Hendrix President Bill Tsutsui Says Private Education Affordable in a Roundabout Way

This story was originally published on Oct. 20, 2014, in Arkansas Business

By Arkansas Business Staff

William M. "Bill" Tsutsui was announced as president of Hendrix in November and assumed office in June.

Before coming to Hendrix, where he also is a history professor, Tsutsui was dean of Dedman College of Humanities & Sciences at Southern Methodist University in Dallas from 2010 to 2014. He holds degrees from Harvard, Oxford and Princeton universities. Before joining SMU, Tsutsui spent 17 years at the University of Kansas, where he was acting director of KU’s Center for East Asian Studies and chair of the Department of History. Tsutsui is the author or editor of eight books, including "Manufacturing Ideology: Scientific Management in Twentieth-Century Japan" and "Godzilla on My Mind: Fifty Years of the King of Monsters."

The cost of higher education continues to grow, outpacing inflation. Does this pose any problems for Hendrix? If it does, what are you doing to address them?

The heritage of Hendrix is to take middle-class kids, give them an exceptional education and prepare them to be professionals (doctors, ministers, lawyers, accountants) who are leaders in their communities. We are committed to keeping Hendrix affordable for families of all means, even as the cost of the high-touch, personalized, engaged experience we offer continues to rise. We work very hard to assure prospective students and their parents, many of whom are spooked by alarmist media reports, that our financial aid packages keep Hendrix within the reach of all.

On a larger level, what’s behind the increase in costs nationally and what can be done to curb them?

Colleges face the same economic pressures as all businesses in America today: rising health care costs, stiff competition for the best personnel and proliferating government regulations. At Hendrix, with our small classes, intense student focus and beautiful campus, everything we do is labor intensive and our standards are high. Like all businesses, we are constantly striving to find creative ways to control costs while continuing to offer the finest possible service. We refuse to cut corners like many institutions have — so no giant lecture halls, impersonal online courses or armies of graduate students teaching classes at Hendrix — but that means we need to be smart about budgets and focused on efficiency.

You’ve worked in both public and private higher education. Hendrix, a private college, is comparatively expensive. What do you say to parents or students looking to maximize their return on investment to justify the higher costs?

Although the sticker price at Hendrix may seem relatively high, 100 percent of our students receive financial aid, and many pay no more to attend Hendrix than they would a comparably high-ranked public institution. This is reflected in the moderate debt burdens carried by Hendrix graduates: Only 43 percent had any debt whatsoever compared with 70 percent of college grads nationwide and even lower than the Arkansas average. The average indebtedness of Hendrix grads is also well below the national and statewide benchmarks. Hendrix also has the highest retention and four-year graduation rates in Arkansas: This means students move through their undergraduate educations faster and go on to advanced training or employment even sooner.

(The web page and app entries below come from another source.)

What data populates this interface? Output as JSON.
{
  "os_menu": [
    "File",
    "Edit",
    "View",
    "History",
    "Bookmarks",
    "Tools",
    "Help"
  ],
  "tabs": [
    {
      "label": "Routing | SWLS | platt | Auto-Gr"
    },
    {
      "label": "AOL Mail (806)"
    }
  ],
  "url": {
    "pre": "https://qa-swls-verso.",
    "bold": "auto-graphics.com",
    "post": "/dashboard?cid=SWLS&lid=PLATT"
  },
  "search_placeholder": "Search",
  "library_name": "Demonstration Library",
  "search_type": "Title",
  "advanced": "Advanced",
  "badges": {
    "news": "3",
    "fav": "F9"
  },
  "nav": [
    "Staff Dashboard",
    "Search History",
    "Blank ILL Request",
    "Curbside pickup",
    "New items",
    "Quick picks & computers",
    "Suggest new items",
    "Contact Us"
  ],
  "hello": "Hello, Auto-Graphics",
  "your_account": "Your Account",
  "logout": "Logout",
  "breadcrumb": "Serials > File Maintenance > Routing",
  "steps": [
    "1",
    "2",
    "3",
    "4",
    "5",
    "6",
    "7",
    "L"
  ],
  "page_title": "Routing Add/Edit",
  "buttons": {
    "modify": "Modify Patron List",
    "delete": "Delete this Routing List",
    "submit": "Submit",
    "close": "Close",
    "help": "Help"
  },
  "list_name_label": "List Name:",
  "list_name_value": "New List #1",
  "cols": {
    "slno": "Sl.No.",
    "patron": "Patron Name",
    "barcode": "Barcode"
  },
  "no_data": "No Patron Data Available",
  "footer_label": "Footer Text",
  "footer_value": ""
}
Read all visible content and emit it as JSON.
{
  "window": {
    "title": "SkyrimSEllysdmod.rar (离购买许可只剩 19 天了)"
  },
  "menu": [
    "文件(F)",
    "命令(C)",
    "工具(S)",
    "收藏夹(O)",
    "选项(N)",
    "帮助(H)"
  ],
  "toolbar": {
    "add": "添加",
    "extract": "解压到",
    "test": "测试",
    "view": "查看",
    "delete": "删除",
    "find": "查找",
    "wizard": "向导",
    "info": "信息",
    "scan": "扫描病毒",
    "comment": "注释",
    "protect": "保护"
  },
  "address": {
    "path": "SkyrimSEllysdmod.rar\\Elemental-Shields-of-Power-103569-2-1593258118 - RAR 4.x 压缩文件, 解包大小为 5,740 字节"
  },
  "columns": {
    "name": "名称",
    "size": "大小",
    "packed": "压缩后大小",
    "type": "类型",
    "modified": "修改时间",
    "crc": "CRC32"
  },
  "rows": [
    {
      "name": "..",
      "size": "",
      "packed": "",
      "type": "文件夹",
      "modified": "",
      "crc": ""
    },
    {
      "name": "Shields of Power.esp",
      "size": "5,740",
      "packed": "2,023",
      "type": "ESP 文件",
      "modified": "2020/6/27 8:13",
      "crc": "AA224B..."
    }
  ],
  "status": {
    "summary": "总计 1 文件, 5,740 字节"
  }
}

You’ve said that you want to raise the national profile of Hendrix College. How will you do that?

Top liberal arts colleges like Hendrix have traditionally been reluctant about tooting their own horns. We’ve got to stop being so shy, as we have so much to be proud of. So my first initiative as president was to engage the Richards Group of Dallas, which represents firms like Home Depot and Chick-fil-A, to conduct a comprehensive brand study for Hendrix. We need to define our identity, refine our messaging and communicate our distinctiveness more effectively.